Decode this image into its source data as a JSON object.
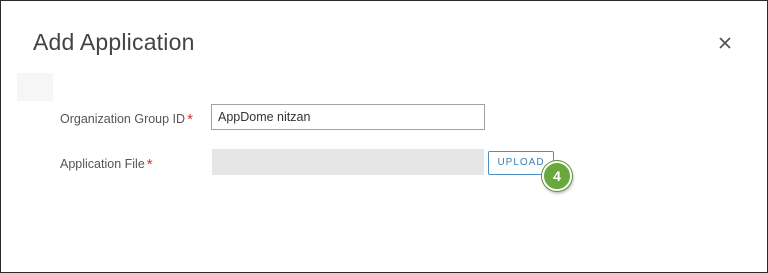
{
  "dialog": {
    "title": "Add Application",
    "close_icon": "close-icon"
  },
  "form": {
    "org_group_label": "Organization Group ID",
    "org_group_value": "AppDome nitzan",
    "app_file_label": "Application File",
    "required_mark": "*",
    "upload_label": "UPLOAD"
  },
  "callout": {
    "step_number": "4"
  },
  "colors": {
    "required": "#d9342b",
    "upload_accent": "#4a90c8",
    "callout_bg": "#69a83a"
  }
}
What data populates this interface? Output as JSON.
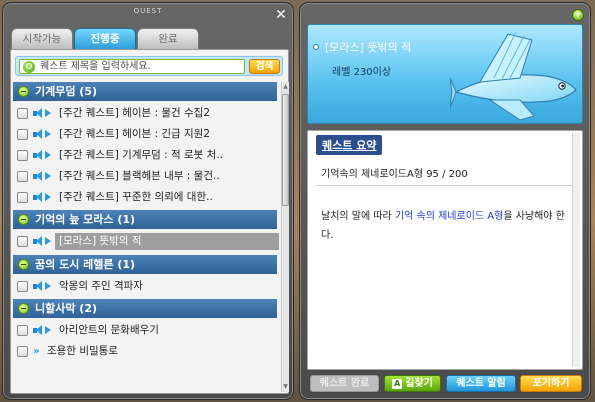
{
  "window": {
    "title": "QUEST"
  },
  "tabs": [
    {
      "label": "시작가능",
      "active": false
    },
    {
      "label": "진행중",
      "active": true
    },
    {
      "label": "완료",
      "active": false
    }
  ],
  "search": {
    "placeholder": "퀘스트 제목을 입력하세요.",
    "button_label": "검색"
  },
  "regions": [
    {
      "title": "기계무덤 (5)",
      "quests": [
        {
          "label": "[주간 퀘스트] 헤이븐 : 물건 수집2",
          "icon": "speaker-arrow-icon"
        },
        {
          "label": "[주간 퀘스트] 헤이븐 : 긴급 지원2",
          "icon": "speaker-arrow-icon"
        },
        {
          "label": "[주간 퀘스트] 기계무덤 : 적 로봇 처..",
          "icon": "speaker-arrow-icon"
        },
        {
          "label": "[주간 퀘스트] 블랙헤븐 내부 : 물건..",
          "icon": "speaker-arrow-icon"
        },
        {
          "label": "[주간 퀘스트] 꾸준한 의뢰에 대한..",
          "icon": "speaker-arrow-icon"
        }
      ]
    },
    {
      "title": "기억의 늪 모라스 (1)",
      "quests": [
        {
          "label": "[모라스] 뜻밖의 적",
          "icon": "speaker-arrow-icon",
          "selected": true
        }
      ]
    },
    {
      "title": "꿈의 도시 레헬른 (1)",
      "quests": [
        {
          "label": "악몽의 주인 격파자",
          "icon": "speaker-arrow-icon"
        }
      ]
    },
    {
      "title": "니할사막 (2)",
      "quests": [
        {
          "label": "아리안트의 문화배우기",
          "icon": "speaker-arrow-icon"
        },
        {
          "label": "조용한 비밀통로",
          "icon": "double-arrow-icon"
        }
      ]
    }
  ],
  "detail": {
    "quest_name": "[모라스] 뜻밖의 적",
    "level_req": "레벨 230이상",
    "summary_title": "퀘스트 요약",
    "progress": "기억속의 제네로이드A형 95 / 200",
    "description_parts": [
      {
        "text": "날치의 말에 따라 ",
        "highlight": false
      },
      {
        "text": "기억 속의 제네로이드 A형",
        "highlight": true
      },
      {
        "text": "을 사냥해야 한다.",
        "highlight": false
      }
    ]
  },
  "buttons": {
    "complete": "퀘스트 완료",
    "guide": "길찾기",
    "guide_key": "A",
    "alarm": "퀘스트 알림",
    "giveup": "포기하기"
  },
  "colors": {
    "header_blue": "#3a6ea5",
    "tab_active": "#2d9ed8",
    "banner": "#57c1ef",
    "highlight_text": "#1d3bd6",
    "search_button": "#f2a200"
  }
}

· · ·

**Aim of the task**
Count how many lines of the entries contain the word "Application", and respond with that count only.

**Response for this exercise**
2